My father was an extremely angry person. Not half an hour would go by without him raging about something or other - the government, my mother's messiness, my own messiness, his boss, other people's bad manners, young people, you name it.

It wasn't altogether surprising when he suffered a stroke and discovered his blood pressure was way too high. But that didn't stop him flaring up about one thing after another. He seemed to see everything and everyone as a personal affront, out to annoy him and make his life difficult.

When I was ten, my lovely grandma took me aside and advised me not to grow up full of anger like my father. It would only make me unhappy, she said. For some reason I was so struck by what she said that I resolved from that moment not to be an angry person but to be more philosophical.

And so I have been. All my life I've found it difficult to get angry about anything. People who know me are always flabbergasted if I get seriously angry, they assume something enormously traumatic must have occurred.

I just don't see the point in getting angry. To my mind, it seldom achieves anything except to make a difficult situation worse and to alienate people. Decisions taken in the heat of anger tend to be either disastrous or badly flawed. The energy it consumes leaves me drained and battered.

I know that if I take a deep breath, stay cool, and assess the situation calmly and carefully, I'll react far more sensibly than if I explode in anger. Other people will also react more sensibly, not being cowed and intimidated by a violent outburst.

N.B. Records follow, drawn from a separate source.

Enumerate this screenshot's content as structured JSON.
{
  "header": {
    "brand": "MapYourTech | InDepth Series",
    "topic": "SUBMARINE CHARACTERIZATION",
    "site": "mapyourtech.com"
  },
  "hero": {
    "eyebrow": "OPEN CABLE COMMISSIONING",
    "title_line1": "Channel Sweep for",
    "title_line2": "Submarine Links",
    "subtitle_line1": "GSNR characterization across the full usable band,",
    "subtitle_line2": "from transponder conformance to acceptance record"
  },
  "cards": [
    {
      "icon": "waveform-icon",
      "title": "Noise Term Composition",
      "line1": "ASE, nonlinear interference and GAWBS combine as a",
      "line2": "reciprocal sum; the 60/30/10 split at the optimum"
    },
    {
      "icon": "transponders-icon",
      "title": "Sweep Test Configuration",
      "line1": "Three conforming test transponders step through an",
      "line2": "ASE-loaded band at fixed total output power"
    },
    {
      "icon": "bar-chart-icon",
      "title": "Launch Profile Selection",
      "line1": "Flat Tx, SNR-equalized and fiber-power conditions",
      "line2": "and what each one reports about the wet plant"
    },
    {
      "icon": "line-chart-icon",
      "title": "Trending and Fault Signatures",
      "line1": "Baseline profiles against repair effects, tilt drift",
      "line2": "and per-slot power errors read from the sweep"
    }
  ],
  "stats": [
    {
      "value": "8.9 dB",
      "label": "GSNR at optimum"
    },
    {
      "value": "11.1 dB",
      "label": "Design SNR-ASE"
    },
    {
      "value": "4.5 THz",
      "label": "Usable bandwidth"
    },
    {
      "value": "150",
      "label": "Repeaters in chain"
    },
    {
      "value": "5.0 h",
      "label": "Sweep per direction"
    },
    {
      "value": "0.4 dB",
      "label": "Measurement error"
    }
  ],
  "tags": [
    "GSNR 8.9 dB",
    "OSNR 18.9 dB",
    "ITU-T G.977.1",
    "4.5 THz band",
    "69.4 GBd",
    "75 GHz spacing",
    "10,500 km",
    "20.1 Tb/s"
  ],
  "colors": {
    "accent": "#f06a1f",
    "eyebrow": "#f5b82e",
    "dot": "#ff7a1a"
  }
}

Some people think that by not getting angry I'm repressing some vital part of myself, something healthy and life-enhancing. I don't think so. I see it as taming a rather primitive and destructive emotion that tends to cause more harm than good. I have no time for it.

PS: If it's repressive to avoid anger, then isn't it also repressive to modify any kind of unpleasant behaviour, like rudeness or malice? That would be absurd.

Finally met up with the wonderful Grannymar, who's been a blogmate for around three years now. I thought I knew all about her but there was plenty more to find out. We were amazed to discover how long we'd been chatting....

Saturday, 2 October 2010

Loss of libido

On top of everything else expected of today's women, they're assumed to be hot for sex at any time of the day or night. If they aren't, they're obviously suffering from Female Sexual Dysfunction, and they need a few pills to gee them up again.

Or so goes the conventional wisdom. Which Ray Moynihan, an Australian lecturer, demolishes in his latest book.

There's no such thing as Female Sexual Dysfunction*, he says. It's a pseudo-medical disorder promoted by drugs companies to market drugs that supposedly put it right. Except that they don't because it doesn't exist.

Yes, some women aren't very interested in sex, or their interest has declined. But that's perfectly natural. They may be too busy, other things may be more enjoyable, men's behaviour may be offputting. That's not necessarily a problem. Even if they think it is, it's really a psychological or relationship problem, and counselling is more suitable than a bunch of chemicals.

How come it's "normal" for women to be hot for sex, or somehow defective if they aren't? And it's not just men who say that. It's also the agony aunts and lingerie boutiques. Nobody dares stick their neck out and say "Actually sex is no big deal. So what if you're not panting for it?"

One female journalist compares sex with shopping. You may have been crazy about shopping when you were young, but twenty years on it's just a bit of a chore. Should the doctor give you pills to make you shop more often? How ridiculous.

Women are often afraid, she says, that if they aren't interested enough in sex, their man may leave them for a woman who is. So what they're really concerned about isn't loss of libido but loss of security and status.

And if there's anything guaranteed to make you less interested in sex, it's the endless onslaught of sexual images and references in the media. We feel permanently surfeited by it, even without doing it. No wonder there are still so many women who say "Not tonight, darling, I've got a bit of a headache."

* Of course this is just a modern version of the discredited idea of frigidity